of their felled

selves, the pages.

These are remarkable, ambitious poems that refuse, in grief, the easy way out: predictable religious or received knowledge responses to death -- but dive into philosophical and moral "re-definition." What we witness, in syntax, in stress, is the known self coming apart, an old word, "ethic" coming apart. The world is re-made in this bright disassociation: a new look at what lives and dies:

I say "bird" and watch

as the word

makes its way to you.


Stephen Burt
Graywolf Press: 88 pp., $15 paper

Joy is new each time it happens -- and it happens a lot in these poems of Stephen Burt's "Belmont." By nature, poets identify with wonder, with a child's eye, but these poems pull out all the joy-stops. Like Blake on a sugar-high -- what joy-addict could resist the titles of these poems: "A Sock Is Not a Human Being," "Fictitious Girl Raised by Cats," "Little Lament for the Legion of Super-Heroes," "Self-Portrait as Muppet," "Butterfly with Parachute"?

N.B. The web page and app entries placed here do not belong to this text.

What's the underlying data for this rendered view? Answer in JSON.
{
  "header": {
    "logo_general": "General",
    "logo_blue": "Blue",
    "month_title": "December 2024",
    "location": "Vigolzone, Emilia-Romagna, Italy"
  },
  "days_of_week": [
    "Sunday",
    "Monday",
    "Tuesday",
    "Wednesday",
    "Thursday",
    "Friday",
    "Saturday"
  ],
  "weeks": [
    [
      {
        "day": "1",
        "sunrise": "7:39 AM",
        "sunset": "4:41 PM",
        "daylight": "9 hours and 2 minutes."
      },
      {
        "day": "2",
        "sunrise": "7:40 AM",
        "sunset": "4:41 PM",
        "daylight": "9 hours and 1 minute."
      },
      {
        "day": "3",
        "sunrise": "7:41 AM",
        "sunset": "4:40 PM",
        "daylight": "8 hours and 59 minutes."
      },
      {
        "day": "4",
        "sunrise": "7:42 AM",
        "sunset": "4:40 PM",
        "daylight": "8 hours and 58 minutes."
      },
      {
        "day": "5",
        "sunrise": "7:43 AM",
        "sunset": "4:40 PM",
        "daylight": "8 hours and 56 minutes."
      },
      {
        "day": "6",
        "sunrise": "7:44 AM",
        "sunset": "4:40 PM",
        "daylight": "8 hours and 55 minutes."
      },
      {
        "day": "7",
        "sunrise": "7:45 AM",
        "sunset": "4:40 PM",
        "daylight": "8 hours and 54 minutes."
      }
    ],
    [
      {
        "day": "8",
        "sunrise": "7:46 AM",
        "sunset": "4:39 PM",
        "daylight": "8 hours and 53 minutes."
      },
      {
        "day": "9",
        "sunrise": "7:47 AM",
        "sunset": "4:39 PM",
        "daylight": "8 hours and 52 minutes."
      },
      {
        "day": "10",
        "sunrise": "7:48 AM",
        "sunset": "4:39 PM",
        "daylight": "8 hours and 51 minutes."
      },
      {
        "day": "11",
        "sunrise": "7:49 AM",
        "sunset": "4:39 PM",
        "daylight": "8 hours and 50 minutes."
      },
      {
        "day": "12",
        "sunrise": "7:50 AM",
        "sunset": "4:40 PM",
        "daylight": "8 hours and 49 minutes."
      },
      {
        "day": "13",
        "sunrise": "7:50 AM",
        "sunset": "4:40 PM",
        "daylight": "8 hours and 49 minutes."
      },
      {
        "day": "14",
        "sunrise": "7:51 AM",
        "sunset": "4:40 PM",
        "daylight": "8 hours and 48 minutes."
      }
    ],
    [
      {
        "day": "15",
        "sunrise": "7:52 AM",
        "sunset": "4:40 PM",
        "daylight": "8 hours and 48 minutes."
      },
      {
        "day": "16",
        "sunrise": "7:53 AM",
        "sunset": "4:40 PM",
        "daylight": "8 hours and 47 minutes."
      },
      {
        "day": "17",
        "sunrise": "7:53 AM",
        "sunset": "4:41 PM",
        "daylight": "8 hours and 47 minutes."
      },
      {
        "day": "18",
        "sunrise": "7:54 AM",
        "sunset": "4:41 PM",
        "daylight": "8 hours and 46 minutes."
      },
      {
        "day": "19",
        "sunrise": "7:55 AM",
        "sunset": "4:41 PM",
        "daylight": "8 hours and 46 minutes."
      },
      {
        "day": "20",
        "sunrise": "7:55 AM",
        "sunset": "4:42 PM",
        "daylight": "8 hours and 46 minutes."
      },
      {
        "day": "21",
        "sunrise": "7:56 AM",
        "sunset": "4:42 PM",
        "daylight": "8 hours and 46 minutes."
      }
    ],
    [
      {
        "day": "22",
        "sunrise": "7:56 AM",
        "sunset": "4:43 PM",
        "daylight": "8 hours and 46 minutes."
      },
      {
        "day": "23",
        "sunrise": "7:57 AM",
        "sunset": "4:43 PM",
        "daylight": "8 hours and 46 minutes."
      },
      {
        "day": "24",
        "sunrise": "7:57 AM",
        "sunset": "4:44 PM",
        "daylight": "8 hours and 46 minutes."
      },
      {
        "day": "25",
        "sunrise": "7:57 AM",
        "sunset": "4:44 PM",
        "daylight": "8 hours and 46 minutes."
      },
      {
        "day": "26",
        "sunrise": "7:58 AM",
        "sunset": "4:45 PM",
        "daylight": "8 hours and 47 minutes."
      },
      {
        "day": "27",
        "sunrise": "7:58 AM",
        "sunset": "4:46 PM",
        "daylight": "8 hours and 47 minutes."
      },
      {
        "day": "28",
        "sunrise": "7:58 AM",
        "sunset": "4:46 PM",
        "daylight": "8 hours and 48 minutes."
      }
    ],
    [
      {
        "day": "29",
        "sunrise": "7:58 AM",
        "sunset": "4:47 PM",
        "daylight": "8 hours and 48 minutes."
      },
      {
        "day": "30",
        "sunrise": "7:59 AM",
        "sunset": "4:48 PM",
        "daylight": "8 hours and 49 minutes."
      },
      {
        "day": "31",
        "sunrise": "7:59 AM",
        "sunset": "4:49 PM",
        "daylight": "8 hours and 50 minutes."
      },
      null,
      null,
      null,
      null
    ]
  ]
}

This volume could have used a little editing, there are too many poems here -- but this is nitpicking, clearly, when the reader, midbook, comes upon this:

We meerkats are all smiles

As we stand again on thin feet

Taking a break from the sand

... Scratch that:

Who doesn't love a smiling meerkat? But scratch that: These "excessive" poems are, in fact, serious (though in no way earnest). They work in a manner similar to (but in a very different style from) the poems in "An Ethic." This is a world in which authority figures pull strings but are mostly irrelevant: Burt dismantles all cultural, psychological and literary idée recue pertaining to childhood, identity, gender.

Frank O'Hara's "poet orphan" smiles down on the poems here, though many are inspired by new fatherhood. One epigraph here notes that children can indeed distinguish between real and imaginary worlds -- they just don't see the preference for the real one. In Burt's "Belmont," the real and imaginary flow together harmoniously, in "elliptical" (to use his own term) poems that come at you spinning in indie-pop and "high" culture flights ("Keats to Lady Gaga"). Only once or twice does the vivacity of such literary "hope" dim, as he contemplates an outdated "ethic":

I do not believe that art is a form of religion

an unforgivable selfishness that takes